November 18, 2002
TRANSCENDENCE:Inside the Womb: What scientists have learned about those amazing first nine months-and what it means for mothers (J. MADELEINE NASH, 11/03/02, TIME)
[T]he marvel of an embryo transcends the collection of genes and cells that compose it. For unlike strands of dna floating in a test tube or stem cells dividing in a Petri dish, an embryo is capable of building not just a protein or a patch of tissue but a living entity in which every cell functions as an integrated part of the whole. "Imagine yourself as the world's tallest skyscraper, built in nine months and germinating from a single brick," suggest Tsiaras and Werth in the opening of their book. "As that brick
divides, it gives rise to every other type of material needed to construct and operate the finished tower--a million tons of steel, concrete, mortar, insulation, tile, wood, granite, solvents, carpet, cable, pipe and glass as well as all furniture, phone systems, heating and cooling units, plumbing, electrical wiring, artwork and computer networks, including software."
Given the number of steps in the process, it will perhaps forever seem miraculous that life ever comes into being without a major hitch. "Whenever you look from one embryo to another," observes Columbia University developmental neurobiologist Thomas Jessell, "what strikes you is the fidelity of the process."

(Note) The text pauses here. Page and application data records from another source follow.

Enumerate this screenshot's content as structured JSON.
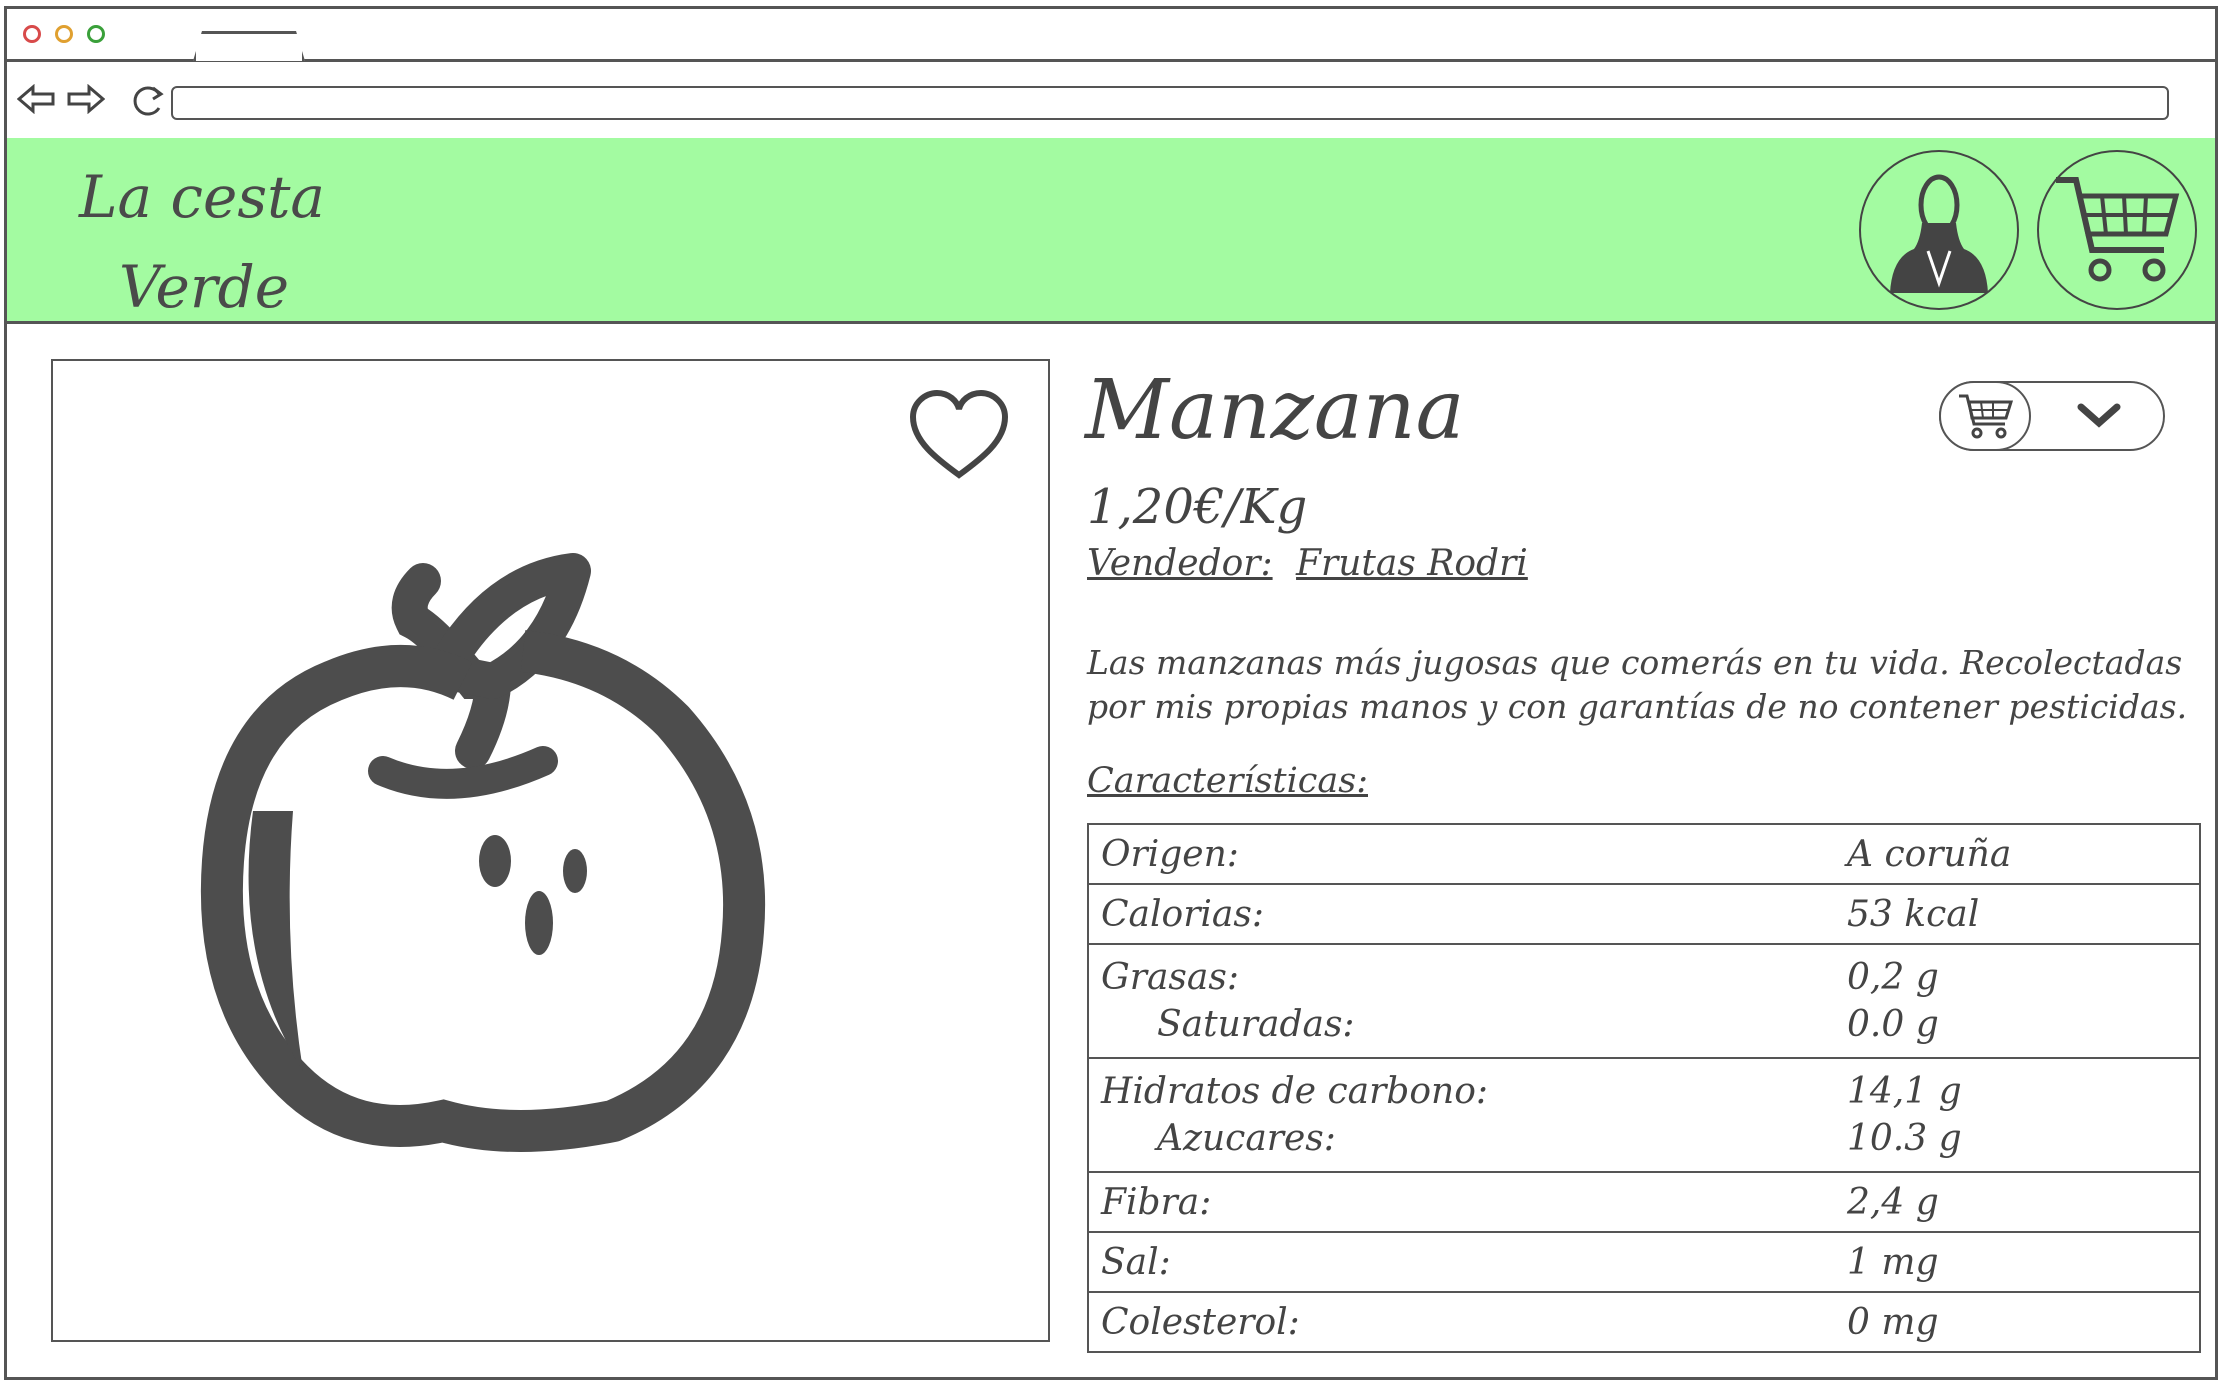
{
  "header": {
    "logo_line1": "La cesta",
    "logo_line2": "Verde",
    "background": "#a3fba1"
  },
  "icons": {
    "back": "arrow-left",
    "forward": "arrow-right",
    "reload": "reload",
    "user": "user-avatar",
    "cart": "shopping-cart",
    "favorite": "heart",
    "chevron": "chevron-down"
  },
  "product": {
    "name": "Manzana",
    "price": "1,20€/Kg",
    "seller_label": "Vendedor:",
    "seller_name": "Frutas Rodri",
    "description": "Las manzanas más jugosas que comerás en tu vida. Recolectadas por mis propias manos y con garantías de no contener pesticidas.",
    "characteristics_label": "Características:"
  },
  "specs": [
    {
      "label": "Origen:",
      "value": "A coruña"
    },
    {
      "label": "Calorias:",
      "value": "53 kcal"
    },
    {
      "label": "Grasas:",
      "value": "0,2 g",
      "sub_label": "Saturadas:",
      "sub_value": "0.0 g"
    },
    {
      "label": "Hidratos de carbono:",
      "value": "14,1 g",
      "sub_label": "Azucares:",
      "sub_value": "10.3 g"
    },
    {
      "label": "Fibra:",
      "value": "2,4 g"
    },
    {
      "label": "Sal:",
      "value": "1 mg"
    },
    {
      "label": "Colesterol:",
      "value": "0 mg"
    }
  ]
}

Equally striking--no, appalling--is our lack of fidelity to the process.
Posted by Orrin Judd at November 18, 2002 7:45 PM